A year before the huge breakthrough of "Highway To Hell" it was "Powerage" that laid the foundation for the great success to come. It was the first album to feature Cliff Williams as a bass player, when one of the reasons the band picked him up to fill in Mark Evans shoes, was his ability to sing background vocals. This new addition will prepare the band for the big vocals change producer Matt Lang will bring with him during the recording of "Highway To Hell".
Listening to "Powerage" will make you feel the raw energy and emotion pulsing through every note and every chord of the album. This album is a masterpiece of rock 'n' roll, an unparalleled work of art that captures the essence of what it means to be truly alive.
From the very first track, "Rock 'n' Roll Damnation", to the closing notes of "Up to My Neck in You", this album is a non-stop rollercoaster of emotion and adrenaline-fueled ride that showcases the band's raw power and unrelenting energy. The riffs are heavy and the solos are electrifying Angus Young and Malcolm Young collaboration came to perfection here, but it's the rawness of the lyrics that truly hits home.
The opening track, "Rock 'n' Roll Damnation", sets the tone for the album, with its catchy chorus and driving guitar riffs. The song was written by Angus Young, Malcolm Young and Bon Scott, was actually the final track recorded during the sessions, after the record company asked the band to go back into the studio and write a radio-friendly single. unlike most of "AC/DC's" songs, "Rock 'n' Roll Damnation" features handclaps and maracas and does not have a guitar solo.
From there, the album only gets better, with standout tracks like "Gone Shootin'" "Sin City" and "What's Next to the Moon" delivering one powerful punch after another.
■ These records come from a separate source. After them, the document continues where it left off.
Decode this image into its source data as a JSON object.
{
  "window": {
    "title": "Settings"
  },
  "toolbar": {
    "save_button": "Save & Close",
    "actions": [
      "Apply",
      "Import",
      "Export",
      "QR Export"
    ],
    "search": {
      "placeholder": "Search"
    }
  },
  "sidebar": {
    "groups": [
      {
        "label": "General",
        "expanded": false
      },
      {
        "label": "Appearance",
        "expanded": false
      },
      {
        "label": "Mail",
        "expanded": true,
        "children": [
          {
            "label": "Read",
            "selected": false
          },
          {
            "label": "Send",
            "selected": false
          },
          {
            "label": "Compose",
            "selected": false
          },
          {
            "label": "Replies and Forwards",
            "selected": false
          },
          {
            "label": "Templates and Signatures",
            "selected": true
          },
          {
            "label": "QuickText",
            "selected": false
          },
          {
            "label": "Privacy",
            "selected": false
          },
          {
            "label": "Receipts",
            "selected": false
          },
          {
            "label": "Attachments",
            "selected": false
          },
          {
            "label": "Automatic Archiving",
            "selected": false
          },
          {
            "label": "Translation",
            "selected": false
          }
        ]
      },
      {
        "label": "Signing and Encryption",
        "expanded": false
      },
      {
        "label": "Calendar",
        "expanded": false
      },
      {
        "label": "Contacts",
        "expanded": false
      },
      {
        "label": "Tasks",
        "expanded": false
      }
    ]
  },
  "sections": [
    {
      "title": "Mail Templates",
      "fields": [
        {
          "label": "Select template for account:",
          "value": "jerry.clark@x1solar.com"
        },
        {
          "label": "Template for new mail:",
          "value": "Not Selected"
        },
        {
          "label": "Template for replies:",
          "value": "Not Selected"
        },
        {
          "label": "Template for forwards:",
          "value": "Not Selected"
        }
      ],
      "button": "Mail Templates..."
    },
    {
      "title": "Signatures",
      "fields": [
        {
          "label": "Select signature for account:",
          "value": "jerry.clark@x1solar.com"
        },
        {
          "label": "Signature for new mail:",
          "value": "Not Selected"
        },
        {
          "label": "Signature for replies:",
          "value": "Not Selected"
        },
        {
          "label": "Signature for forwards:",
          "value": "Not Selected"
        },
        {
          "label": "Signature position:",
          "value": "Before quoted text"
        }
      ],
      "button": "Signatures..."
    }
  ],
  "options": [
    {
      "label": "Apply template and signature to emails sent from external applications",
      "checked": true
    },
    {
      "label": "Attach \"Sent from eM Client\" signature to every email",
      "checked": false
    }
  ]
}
"Down Payment Blues" is a gut-wrenching ballad about the struggles of trying to make it in the music industry, while "Gimme a Bullet" is a haunting meditation on revenge and regret. And then there's "Riff Raff", a song that perfectly captures the rebellious spirit of rock 'n' roll and the unbridled passion that drives us all.
But it's not just the lyrics that make this album so emotional. It's the way that every instrument and every voice comes together in perfect harmony, creating a sound that is both powerful and deeply moving.
One of the things that makes "Powerage" so special is the way it captures the essence of "AC/DC's" live performances. Listening to the album, you can almost feel the sweat dripping down your face as lead singer Bon Scott belts out each song with a fierce intensity that's impossible to ignore.
Of course, it's not just Scott's vocals that make "Powerage" so great. The guitar work by Angus and Malcolm Young is absolutely electrifying, with each riff and solo delivering an adrenaline rush that's impossible to ignore. The rhythm section of Cliff Williams on bass and Phil Rudd on drums is also rock solid, providing a driving backbone that keeps the music moving forward with a relentless momentum.
In short, although "Powerage" is not considered one of the band a masterpieces, it is still the album where everything came together for "AC/DC", preparing the band for its huge breakthrough. A pure rock 'n' roll album that will leave you breathless. A testament to the power of music and the incredible talent of "AC/DC".